  • 47. Conclusions• There are currently a wide variety of nutritional issues facing the populations in African countries which hamper socio-economic development of the whole continent – across the life spectrum• Academic Institutions and Training & Research are key but (currently non-visible in the ‘SUN EQUATION’• Current funding arrangements are skewed and need to be reconfigured for sustainable solutions• We also know to a large extent what can be done to mitigate these problems and possess the tools for tackling the problems• To address the nutrition and health issues, we need a well trained and motivated health and nutrition workforce competent to transform the nutrition landscape• Such a workforce must be fit for purpose by having the right tools: – sound, fundamental scientific knowledge that underpins their practice – the right skills and competences to enable them operate and – The necessary resources to support their efforts – Practical and relevant skills for translating and communicating messages and supporting implementation of change.• Partnerships between ‘Southern’ and ‘Northern’ Institutions and High level ‘Regional Training Institutes’ needed to advance training, research & practice for development• We also need country nutrition policies that reflect Capacity needs & recognises the place of “Nutrition Educationists” within relevant sectors

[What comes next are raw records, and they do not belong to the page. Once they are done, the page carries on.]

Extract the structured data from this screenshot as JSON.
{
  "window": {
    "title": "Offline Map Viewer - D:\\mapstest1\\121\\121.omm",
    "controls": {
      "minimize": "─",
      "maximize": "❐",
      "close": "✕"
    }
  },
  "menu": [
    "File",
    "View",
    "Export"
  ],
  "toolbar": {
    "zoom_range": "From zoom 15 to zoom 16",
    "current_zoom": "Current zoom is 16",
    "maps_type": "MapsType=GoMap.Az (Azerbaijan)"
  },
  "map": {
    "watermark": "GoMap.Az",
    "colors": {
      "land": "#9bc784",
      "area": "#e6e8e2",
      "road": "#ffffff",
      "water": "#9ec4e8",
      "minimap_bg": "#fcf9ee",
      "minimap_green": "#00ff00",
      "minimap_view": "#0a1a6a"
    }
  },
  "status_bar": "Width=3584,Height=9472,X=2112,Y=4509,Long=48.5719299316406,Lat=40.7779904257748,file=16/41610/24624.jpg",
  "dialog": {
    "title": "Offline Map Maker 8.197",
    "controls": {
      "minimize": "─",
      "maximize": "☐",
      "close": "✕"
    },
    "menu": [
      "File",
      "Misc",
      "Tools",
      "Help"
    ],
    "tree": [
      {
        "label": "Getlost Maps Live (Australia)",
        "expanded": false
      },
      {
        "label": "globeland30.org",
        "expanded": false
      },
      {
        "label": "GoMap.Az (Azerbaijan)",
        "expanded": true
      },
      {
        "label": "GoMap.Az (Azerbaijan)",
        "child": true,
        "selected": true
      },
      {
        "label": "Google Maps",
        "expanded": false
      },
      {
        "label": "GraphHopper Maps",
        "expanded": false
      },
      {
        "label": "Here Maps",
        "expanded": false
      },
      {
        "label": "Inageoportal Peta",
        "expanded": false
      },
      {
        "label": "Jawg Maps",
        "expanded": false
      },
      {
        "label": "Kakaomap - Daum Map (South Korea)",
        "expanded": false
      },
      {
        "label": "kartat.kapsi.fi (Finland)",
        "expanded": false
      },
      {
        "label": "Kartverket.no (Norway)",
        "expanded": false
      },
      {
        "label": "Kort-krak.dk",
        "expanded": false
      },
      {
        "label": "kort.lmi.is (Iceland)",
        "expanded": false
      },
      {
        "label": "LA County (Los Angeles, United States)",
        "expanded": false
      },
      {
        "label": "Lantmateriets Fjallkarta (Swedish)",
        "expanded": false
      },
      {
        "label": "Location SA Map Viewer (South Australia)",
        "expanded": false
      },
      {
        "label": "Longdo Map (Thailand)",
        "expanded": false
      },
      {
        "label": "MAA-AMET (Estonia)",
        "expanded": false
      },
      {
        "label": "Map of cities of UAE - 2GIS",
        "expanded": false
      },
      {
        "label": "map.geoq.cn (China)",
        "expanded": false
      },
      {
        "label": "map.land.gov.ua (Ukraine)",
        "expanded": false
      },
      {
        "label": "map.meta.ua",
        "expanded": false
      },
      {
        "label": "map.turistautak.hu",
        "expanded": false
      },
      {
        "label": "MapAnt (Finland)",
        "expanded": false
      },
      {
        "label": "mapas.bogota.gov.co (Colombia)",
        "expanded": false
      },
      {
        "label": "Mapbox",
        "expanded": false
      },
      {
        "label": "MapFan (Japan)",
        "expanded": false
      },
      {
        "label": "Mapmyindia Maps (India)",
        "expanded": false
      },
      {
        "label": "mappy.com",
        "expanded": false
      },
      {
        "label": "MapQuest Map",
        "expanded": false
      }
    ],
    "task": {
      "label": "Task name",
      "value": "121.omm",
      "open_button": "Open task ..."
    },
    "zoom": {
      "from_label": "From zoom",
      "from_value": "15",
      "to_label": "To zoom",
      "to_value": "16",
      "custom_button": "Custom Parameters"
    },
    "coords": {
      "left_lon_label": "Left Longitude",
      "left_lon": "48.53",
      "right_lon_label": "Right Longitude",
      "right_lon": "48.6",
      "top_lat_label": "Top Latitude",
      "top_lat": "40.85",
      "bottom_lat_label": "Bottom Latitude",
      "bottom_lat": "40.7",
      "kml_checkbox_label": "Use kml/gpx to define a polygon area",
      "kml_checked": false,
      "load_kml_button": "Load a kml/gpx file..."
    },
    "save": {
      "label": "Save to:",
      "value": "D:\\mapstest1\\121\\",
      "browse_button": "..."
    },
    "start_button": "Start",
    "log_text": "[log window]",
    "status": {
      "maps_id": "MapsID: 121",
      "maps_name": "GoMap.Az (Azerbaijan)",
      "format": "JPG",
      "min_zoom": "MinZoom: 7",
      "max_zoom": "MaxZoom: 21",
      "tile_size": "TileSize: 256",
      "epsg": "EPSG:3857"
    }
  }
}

  • 48. Thank You ! p.amuna@gre.ac.ukp.amuna@gmail.com;

×